> **Data supplied**:

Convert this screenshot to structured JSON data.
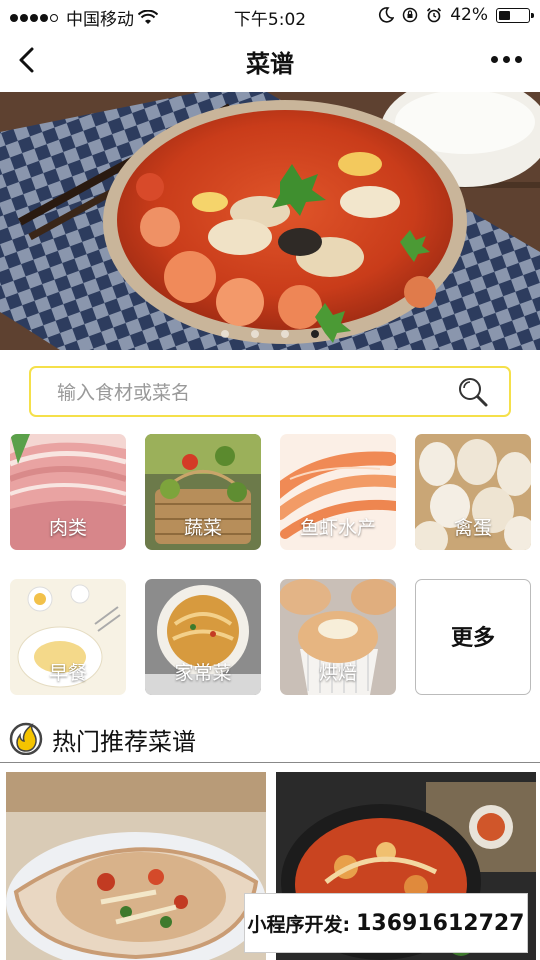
{
  "status_bar": {
    "carrier": "中国移动",
    "time": "下午5:02",
    "battery": "42%",
    "battery_level": 0.42
  },
  "nav": {
    "title": "菜谱",
    "back_icon": "chevron-left-icon",
    "more_icon": "more-dots-icon"
  },
  "banner": {
    "slide_count": 4,
    "active_index": 3
  },
  "search": {
    "placeholder": "输入食材或菜名",
    "value": ""
  },
  "categories": [
    {
      "label": "肉类"
    },
    {
      "label": "蔬菜"
    },
    {
      "label": "鱼虾水产"
    },
    {
      "label": "禽蛋"
    },
    {
      "label": "早餐"
    },
    {
      "label": "家常菜"
    },
    {
      "label": "烘焙"
    },
    {
      "label": "更多"
    }
  ],
  "section": {
    "title": "热门推荐菜谱"
  },
  "watermark": {
    "label": "小程序开发:",
    "phone": "13691612727"
  },
  "colors": {
    "search_border": "#f5e04a",
    "accent": "#f5c400"
  }
}
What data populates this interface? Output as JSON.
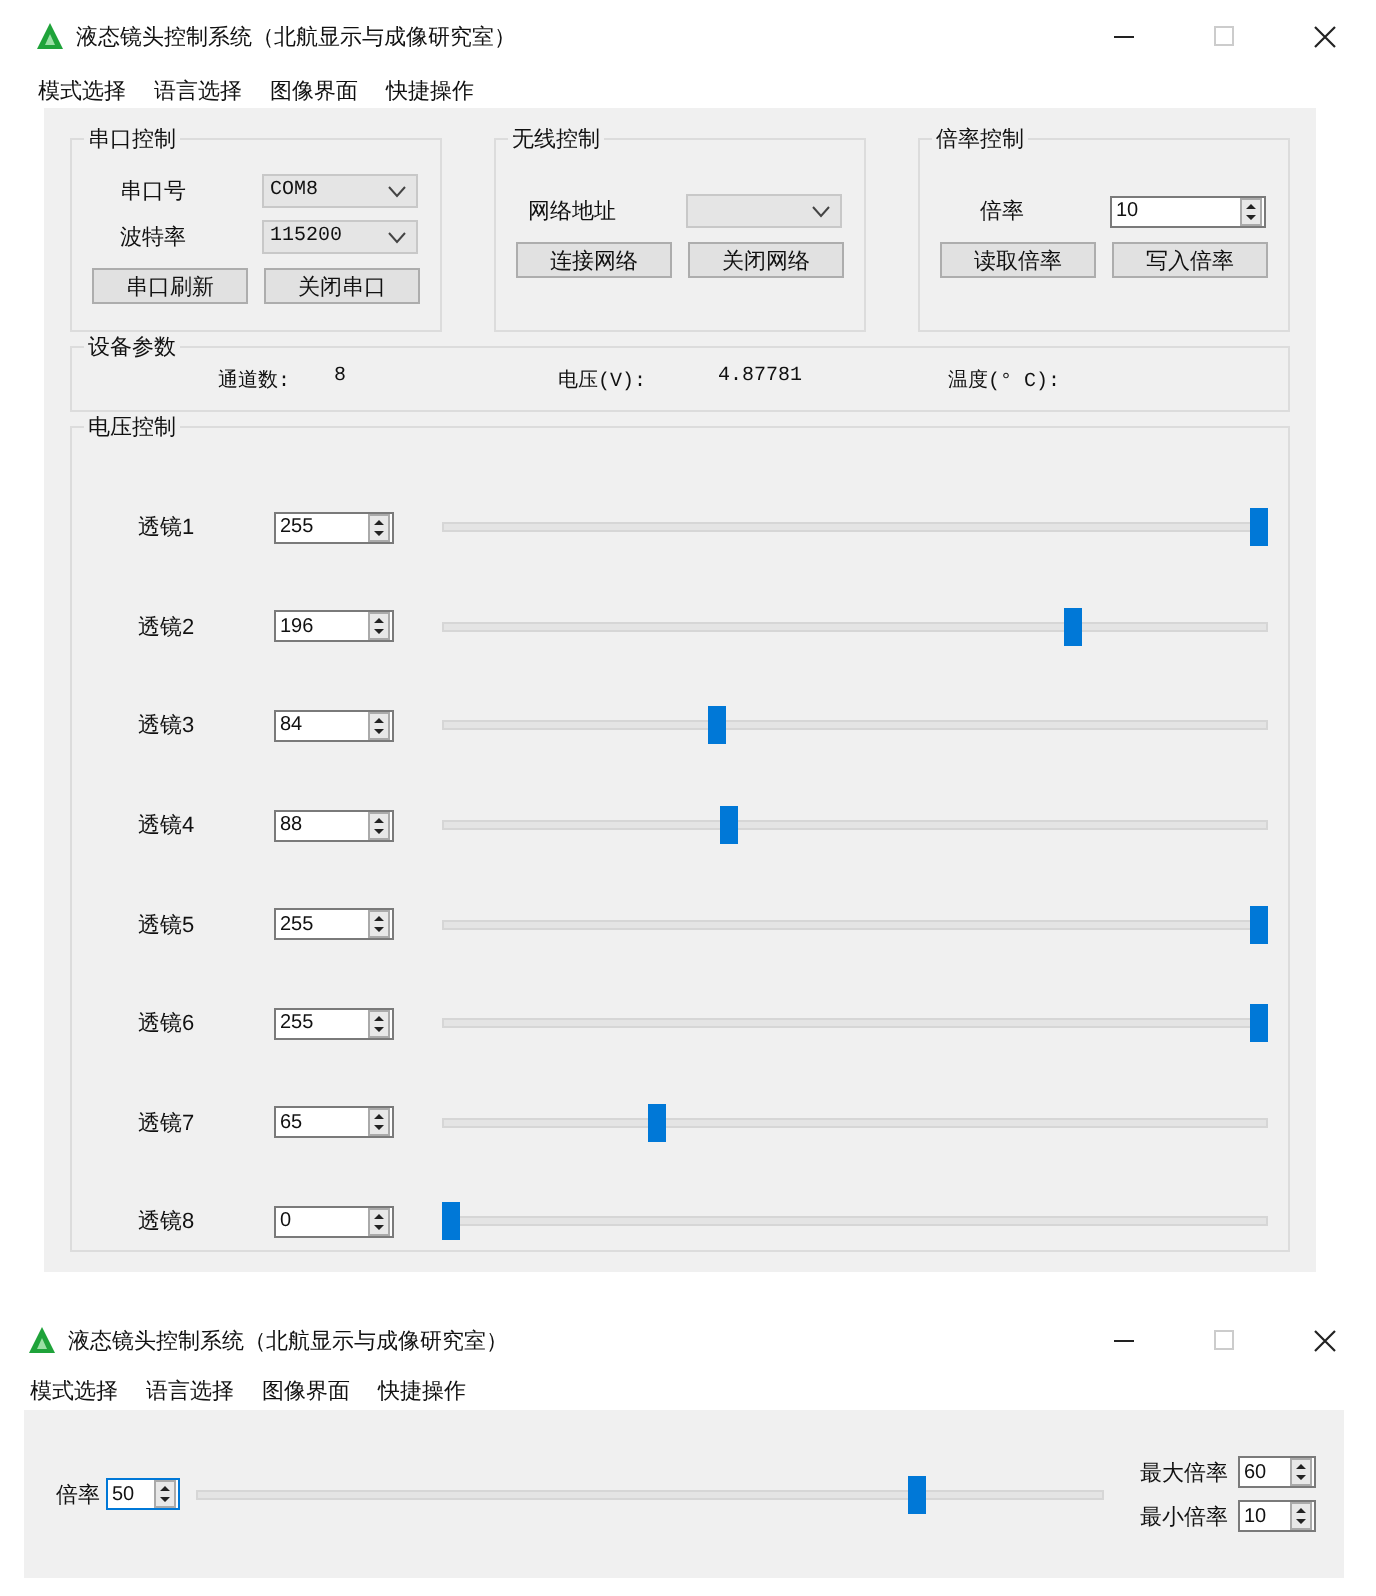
{
  "windows": [
    {
      "kind": "main",
      "title": "液态镜头控制系统（北航显示与成像研究室）",
      "menu": [
        "模式选择",
        "语言选择",
        "图像界面",
        "快捷操作"
      ],
      "serial": {
        "title": "串口控制",
        "fields": [
          {
            "label": "串口号",
            "value": "COM8"
          },
          {
            "label": "波特率",
            "value": "115200"
          }
        ],
        "buttons": [
          "串口刷新",
          "关闭串口"
        ]
      },
      "wireless": {
        "title": "无线控制",
        "label": "网络地址",
        "buttons": [
          "连接网络",
          "关闭网络"
        ]
      },
      "zoom": {
        "title": "倍率控制",
        "label": "倍率",
        "value": "10",
        "buttons": [
          "读取倍率",
          "写入倍率"
        ]
      },
      "device": {
        "title": "设备参数",
        "items": [
          {
            "label": "通道数:",
            "value": "8"
          },
          {
            "label": "电压(V):",
            "value": "4.87781"
          },
          {
            "label": "温度(° C):"
          }
        ]
      },
      "voltage": {
        "title": "电压控制",
        "lenses": [
          {
            "label": "透镜1",
            "value": "255",
            "level": 1.0
          },
          {
            "label": "透镜2",
            "value": "196",
            "level": 0.769
          },
          {
            "label": "透镜3",
            "value": "84",
            "level": 0.329
          },
          {
            "label": "透镜4",
            "value": "88",
            "level": 0.345
          },
          {
            "label": "透镜5",
            "value": "255",
            "level": 1.0
          },
          {
            "label": "透镜6",
            "value": "255",
            "level": 1.0
          },
          {
            "label": "透镜7",
            "value": "65",
            "level": 0.255
          },
          {
            "label": "透镜8",
            "value": "0",
            "level": 0.0
          }
        ]
      }
    },
    {
      "kind": "zoom",
      "title": "液态镜头控制系统（北航显示与成像研究室）",
      "menu": [
        "模式选择",
        "语言选择",
        "图像界面",
        "快捷操作"
      ],
      "zoom": {
        "label": "倍率",
        "value": "50",
        "focused": true,
        "level": 0.8
      },
      "limits": [
        {
          "label": "最大倍率",
          "value": "60"
        },
        {
          "label": "最小倍率",
          "value": "10"
        }
      ]
    }
  ]
}
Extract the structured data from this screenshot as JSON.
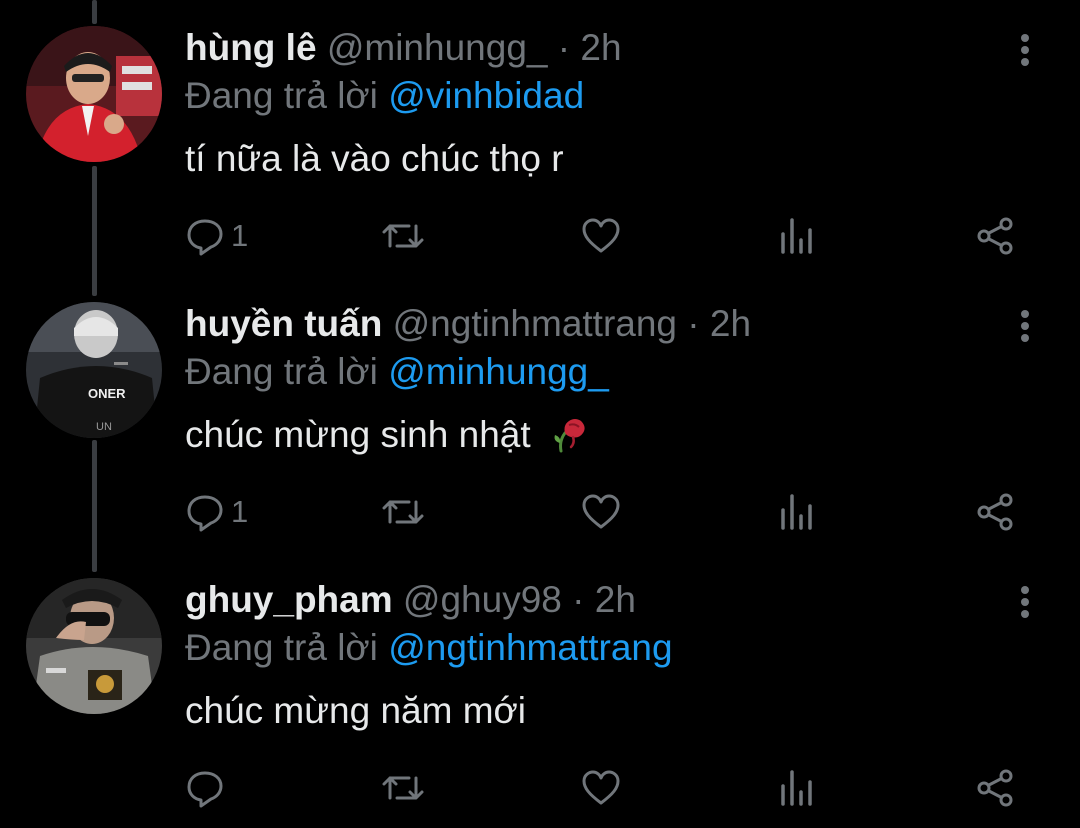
{
  "colors": {
    "background": "#000000",
    "primary_text": "#e7e9ea",
    "secondary_text": "#71767b",
    "accent": "#1d9bf0",
    "thread_line": "#3a3d41"
  },
  "tweets": [
    {
      "display_name": "hùng lê",
      "handle": "@minhungg_",
      "separator": "·",
      "time": "2h",
      "reply_prefix": "Đang trả lời",
      "reply_to": "@vinhbidad",
      "text": "tí nữa là vào chúc thọ r",
      "reply_count": "1",
      "avatar_icon": "avatar-red-jacket-player"
    },
    {
      "display_name": "huyền tuấn",
      "handle": "@ngtinhmattrang",
      "separator": "·",
      "time": "2h",
      "reply_prefix": "Đang trả lời",
      "reply_to": "@minhungg_",
      "text": "chúc mừng sinh nhật",
      "reply_count": "1",
      "avatar_icon": "avatar-oner-jersey",
      "emoji_icon": "wilted-rose-icon"
    },
    {
      "display_name": "ghuy_pham",
      "handle": "@ghuy98",
      "separator": "·",
      "time": "2h",
      "reply_prefix": "Đang trả lời",
      "reply_to": "@ngtinhmattrang",
      "text": "chúc mừng năm mới",
      "reply_count": "",
      "avatar_icon": "avatar-face-cover"
    }
  ]
}
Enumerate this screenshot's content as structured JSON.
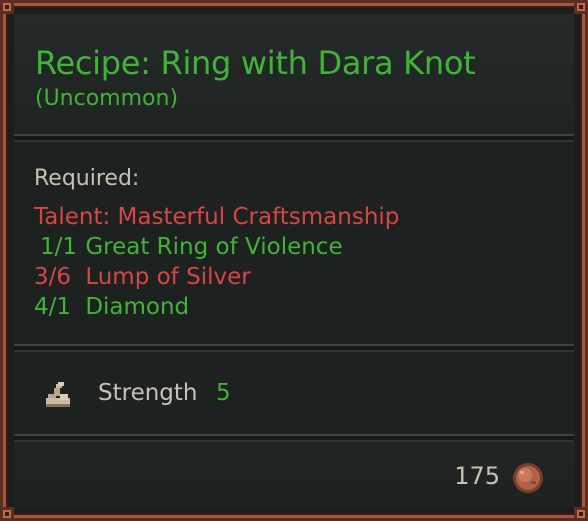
{
  "tooltip": {
    "title": "Recipe: Ring with Dara Knot",
    "rarity": "(Uncommon)",
    "required_label": "Required:",
    "requirements": [
      {
        "qty": "",
        "text": "Talent: Masterful Craftsmanship",
        "met": false,
        "color": "#d84545"
      },
      {
        "qty": "1/1",
        "text": "Great Ring of Violence",
        "met": true,
        "color": "#3fb437"
      },
      {
        "qty": "3/6",
        "text": "Lump of Silver",
        "met": false,
        "color": "#d84545"
      },
      {
        "qty": "4/1",
        "text": "Diamond",
        "met": true,
        "color": "#3fb437"
      }
    ],
    "stat": {
      "icon": "flexed-arm-icon",
      "label": "Strength",
      "value": "5"
    },
    "price": {
      "value": "175",
      "icon": "copper-coin-icon"
    }
  },
  "colors": {
    "accent_green": "#3fb437",
    "warning_red": "#d84545",
    "frame_copper": "#a4573f",
    "panel_bg": "#1d2120"
  }
}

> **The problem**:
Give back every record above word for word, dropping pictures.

> **Response to this exercise**:
Convert this screenshot to structured JSON data.
{
  "status_bar": {
    "carrier": "中国移动",
    "time": "下午5:02",
    "battery": "42%",
    "battery_level": 0.42
  },
  "nav": {
    "title": "菜谱",
    "back_icon": "chevron-left-icon",
    "more_icon": "more-dots-icon"
  },
  "banner": {
    "slide_count": 4,
    "active_index": 3
  },
  "search": {
    "placeholder": "输入食材或菜名",
    "value": ""
  },
  "categories": [
    {
      "label": "肉类"
    },
    {
      "label": "蔬菜"
    },
    {
      "label": "鱼虾水产"
    },
    {
      "label": "禽蛋"
    },
    {
      "label": "早餐"
    },
    {
      "label": "家常菜"
    },
    {
      "label": "烘焙"
    },
    {
      "label": "更多"
    }
  ],
  "section": {
    "title": "热门推荐菜谱"
  },
  "watermark": {
    "label": "小程序开发:",
    "phone": "13691612727"
  },
  "colors": {
    "search_border": "#f5e04a",
    "accent": "#f5c400"
  }
}
What data populates this interface? Output as JSON.
{
  "windows": [
    {
      "kind": "main",
      "title": "液态镜头控制系统（北航显示与成像研究室）",
      "menu": [
        "模式选择",
        "语言选择",
        "图像界面",
        "快捷操作"
      ],
      "serial": {
        "title": "串口控制",
        "fields": [
          {
            "label": "串口号",
            "value": "COM8"
          },
          {
            "label": "波特率",
            "value": "115200"
          }
        ],
        "buttons": [
          "串口刷新",
          "关闭串口"
        ]
      },
      "wireless": {
        "title": "无线控制",
        "label": "网络地址",
        "buttons": [
          "连接网络",
          "关闭网络"
        ]
      },
      "zoom": {
        "title": "倍率控制",
        "label": "倍率",
        "value": "10",
        "buttons": [
          "读取倍率",
          "写入倍率"
        ]
      },
      "device": {
        "title": "设备参数",
        "items": [
          {
            "label": "通道数:",
            "value": "8"
          },
          {
            "label": "电压(V):",
            "value": "4.87781"
          },
          {
            "label": "温度(° C):"
          }
        ]
      },
      "voltage": {
        "title": "电压控制",
        "lenses": [
          {
            "label": "透镜1",
            "value": "255",
            "level": 1.0
          },
          {
            "label": "透镜2",
            "value": "196",
            "level": 0.769
          },
          {
            "label": "透镜3",
            "value": "84",
            "level": 0.329
          },
          {
            "label": "透镜4",
            "value": "88",
            "level": 0.345
          },
          {
            "label": "透镜5",
            "value": "255",
            "level": 1.0
          },
          {
            "label": "透镜6",
            "value": "255",
            "level": 1.0
          },
          {
            "label": "透镜7",
            "value": "65",
            "level": 0.255
          },
          {
            "label": "透镜8",
            "value": "0",
            "level": 0.0
          }
        ]
      }
    },
    {
      "kind": "zoom",
      "title": "液态镜头控制系统（北航显示与成像研究室）",
      "menu": [
        "模式选择",
        "语言选择",
        "图像界面",
        "快捷操作"
      ],
      "zoom": {
        "label": "倍率",
        "value": "50",
        "focused": true,
        "level": 0.8
      },
      "limits": [
        {
          "label": "最大倍率",
          "value": "60"
        },
        {
          "label": "最小倍率",
          "value": "10"
        }
      ]
    }
  ]
}
Extract the structured data from this screenshot as JSON.
{
  "colors": {
    "background": "#000000",
    "primary_text": "#e7e9ea",
    "secondary_text": "#71767b",
    "accent": "#1d9bf0",
    "thread_line": "#3a3d41"
  },
  "tweets": [
    {
      "display_name": "hùng lê",
      "handle": "@minhungg_",
      "separator": "·",
      "time": "2h",
      "reply_prefix": "Đang trả lời",
      "reply_to": "@vinhbidad",
      "text": "tí nữa là vào chúc thọ r",
      "reply_count": "1",
      "avatar_icon": "avatar-red-jacket-player"
    },
    {
      "display_name": "huyền tuấn",
      "handle": "@ngtinhmattrang",
      "separator": "·",
      "time": "2h",
      "reply_prefix": "Đang trả lời",
      "reply_to": "@minhungg_",
      "text": "chúc mừng sinh nhật",
      "reply_count": "1",
      "avatar_icon": "avatar-oner-jersey",
      "emoji_icon": "wilted-rose-icon"
    },
    {
      "display_name": "ghuy_pham",
      "handle": "@ghuy98",
      "separator": "·",
      "time": "2h",
      "reply_prefix": "Đang trả lời",
      "reply_to": "@ngtinhmattrang",
      "text": "chúc mừng năm mới",
      "reply_count": "",
      "avatar_icon": "avatar-face-cover"
    }
  ]
}
Enumerate this screenshot's content as structured JSON.
{
  "tooltip": {
    "title": "Recipe: Ring with Dara Knot",
    "rarity": "(Uncommon)",
    "required_label": "Required:",
    "requirements": [
      {
        "qty": "",
        "text": "Talent: Masterful Craftsmanship",
        "met": false,
        "color": "#d84545"
      },
      {
        "qty": "1/1",
        "text": "Great Ring of Violence",
        "met": true,
        "color": "#3fb437"
      },
      {
        "qty": "3/6",
        "text": "Lump of Silver",
        "met": false,
        "color": "#d84545"
      },
      {
        "qty": "4/1",
        "text": "Diamond",
        "met": true,
        "color": "#3fb437"
      }
    ],
    "stat": {
      "icon": "flexed-arm-icon",
      "label": "Strength",
      "value": "5"
    },
    "price": {
      "value": "175",
      "icon": "copper-coin-icon"
    }
  },
  "colors": {
    "accent_green": "#3fb437",
    "warning_red": "#d84545",
    "frame_copper": "#a4573f",
    "panel_bg": "#1d2120"
  }
}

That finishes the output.